Jacob does all that he can to ensure the success of their trip. Double money is taken to repay the money that had mysteriously been returned to them before, and to pay for further supplies. They also take luxury goods from the land. The "balm and honey, gum, myrrh, pistachio nuts, and almonds" must have cost Jacob dearly in a time of famine.

Jacob entrusts Benjamin not only to Judah, but to the safekeeping of God Almighty. He pleads that the God of his grandfather Abraham and of his father Isaac, the God who had become his God and had watched over him during the years of his exile in Haran, may now watch over his family and grant them mercy with the Egyptian official. But he does not seem to be confident that his plea will be answered for he concludes, "If I am bereaved of my children, I am bereaved" (43:14).

God's determination to prosper this family is more unshakable that Jacob's confidence. God has ensured that the official the brothers deal with in Egypt is none other than Joseph, their brother.

Joseph is filled with joy when he sees his brother Benjamin – though he continues to act the part of the stern Egyptian official. He commands his servants to kill the fatted calf and prepare a feast; these ten brothers, along with Simeon, released from imprisonment, are to eat with him today.

When the brothers are brought to Joseph's house they are full of fear. Can you imagine how they must have felt? They are tent dwellers from Canaan; now they are brought to a grand house of a high Egyptian official. Surely it must be a trap? They are reluctant to enter and begin a self-justifying conversation with the steward at the door explaining how their money had been returned in their sacks of grain. But the steward, no doubt briefed by Joseph, tells them that the money for their grain was duly received; it must have been their God who put the money in their sacks. An Egyptian official assures these fearful brothers that, in accordance with their father's prayer, the God of Jacob has been watching over them.

The eleven brothers present their gifts to Joseph and bow before him, but Joseph is more concerned to find out about the health of their father – his father. As he talks to Benjamin and blesses him, Joseph can no longer maintain the mask of the stern Egyptian and has to leave the room to find a place to weep. Soon he is back and the feast is set out with the eleven brothers at one table, arranged from oldest to youngest. The brothers' food is taken to them from Joseph's high table with Benjamin receiving five times as much as any of the others. Now at last the brothers begin to relax and enjoy the feast and even become merry with the fine wine.

This story is full of tensions reflecting the divided heart of Joseph. There is a part of him that is still intent on teaching his brothers a lesson for having mistreated him; but Joseph also loves his brothers, particularly young Benjamin, and wants to share the riches of his house with them.

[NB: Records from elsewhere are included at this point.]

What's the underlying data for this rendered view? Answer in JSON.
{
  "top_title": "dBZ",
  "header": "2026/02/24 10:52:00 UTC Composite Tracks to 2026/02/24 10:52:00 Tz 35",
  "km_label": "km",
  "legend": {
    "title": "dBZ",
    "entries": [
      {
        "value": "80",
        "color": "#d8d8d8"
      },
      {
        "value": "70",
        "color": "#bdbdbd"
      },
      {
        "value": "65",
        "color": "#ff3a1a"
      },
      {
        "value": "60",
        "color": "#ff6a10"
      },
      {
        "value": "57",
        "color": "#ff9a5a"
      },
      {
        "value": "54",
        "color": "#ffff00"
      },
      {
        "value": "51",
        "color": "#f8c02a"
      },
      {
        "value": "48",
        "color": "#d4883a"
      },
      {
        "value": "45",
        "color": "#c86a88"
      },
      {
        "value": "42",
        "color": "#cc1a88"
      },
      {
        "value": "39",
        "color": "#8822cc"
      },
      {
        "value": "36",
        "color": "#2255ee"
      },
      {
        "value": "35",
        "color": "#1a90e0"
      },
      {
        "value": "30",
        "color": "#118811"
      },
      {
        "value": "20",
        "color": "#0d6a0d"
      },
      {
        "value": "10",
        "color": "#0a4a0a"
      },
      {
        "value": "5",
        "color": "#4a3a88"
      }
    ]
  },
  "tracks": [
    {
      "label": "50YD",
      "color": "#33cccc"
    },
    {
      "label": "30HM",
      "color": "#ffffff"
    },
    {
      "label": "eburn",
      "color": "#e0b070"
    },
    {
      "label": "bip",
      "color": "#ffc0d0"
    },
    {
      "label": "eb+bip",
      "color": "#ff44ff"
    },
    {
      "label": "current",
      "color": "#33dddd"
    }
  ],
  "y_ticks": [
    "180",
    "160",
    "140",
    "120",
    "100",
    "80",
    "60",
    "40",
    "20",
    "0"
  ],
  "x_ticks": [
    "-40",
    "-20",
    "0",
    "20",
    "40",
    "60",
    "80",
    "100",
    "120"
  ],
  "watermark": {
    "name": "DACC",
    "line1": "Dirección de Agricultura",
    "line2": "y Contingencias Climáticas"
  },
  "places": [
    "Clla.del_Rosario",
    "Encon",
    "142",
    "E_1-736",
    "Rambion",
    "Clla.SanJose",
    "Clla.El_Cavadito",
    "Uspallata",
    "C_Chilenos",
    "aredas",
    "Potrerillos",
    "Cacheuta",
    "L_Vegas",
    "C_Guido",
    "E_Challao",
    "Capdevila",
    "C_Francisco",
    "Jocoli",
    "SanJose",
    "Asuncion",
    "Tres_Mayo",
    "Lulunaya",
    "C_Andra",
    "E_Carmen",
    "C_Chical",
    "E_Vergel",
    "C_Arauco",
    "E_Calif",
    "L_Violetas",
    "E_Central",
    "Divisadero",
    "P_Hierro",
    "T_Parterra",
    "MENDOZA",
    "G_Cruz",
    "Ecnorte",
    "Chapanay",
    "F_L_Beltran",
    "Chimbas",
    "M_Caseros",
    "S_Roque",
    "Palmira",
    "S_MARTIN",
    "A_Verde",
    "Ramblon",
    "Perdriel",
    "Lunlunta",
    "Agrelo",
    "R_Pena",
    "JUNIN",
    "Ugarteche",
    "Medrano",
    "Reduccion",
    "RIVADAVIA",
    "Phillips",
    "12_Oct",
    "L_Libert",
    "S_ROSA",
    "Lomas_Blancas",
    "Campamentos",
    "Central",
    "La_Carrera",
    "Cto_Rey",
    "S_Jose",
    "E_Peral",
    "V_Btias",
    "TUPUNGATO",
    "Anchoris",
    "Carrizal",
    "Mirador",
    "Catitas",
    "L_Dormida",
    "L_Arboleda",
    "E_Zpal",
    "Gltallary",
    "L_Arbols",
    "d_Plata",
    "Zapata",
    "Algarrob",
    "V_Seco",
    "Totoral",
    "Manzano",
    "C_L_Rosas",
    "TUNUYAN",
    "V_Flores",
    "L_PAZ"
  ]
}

Father God, thank you that there is no divided heart with you. You have shown the greatness of your love for us in the Lord Jesus Christ. Despite our wrongdoing you have embraced us and welcomed us into your house that we may feast with you. Because Jesus is not ashamed to call us brothers, we are not kept at arm's length; we feast with him at your right hand and are filled with joy in your presence.

Peter Misselbrook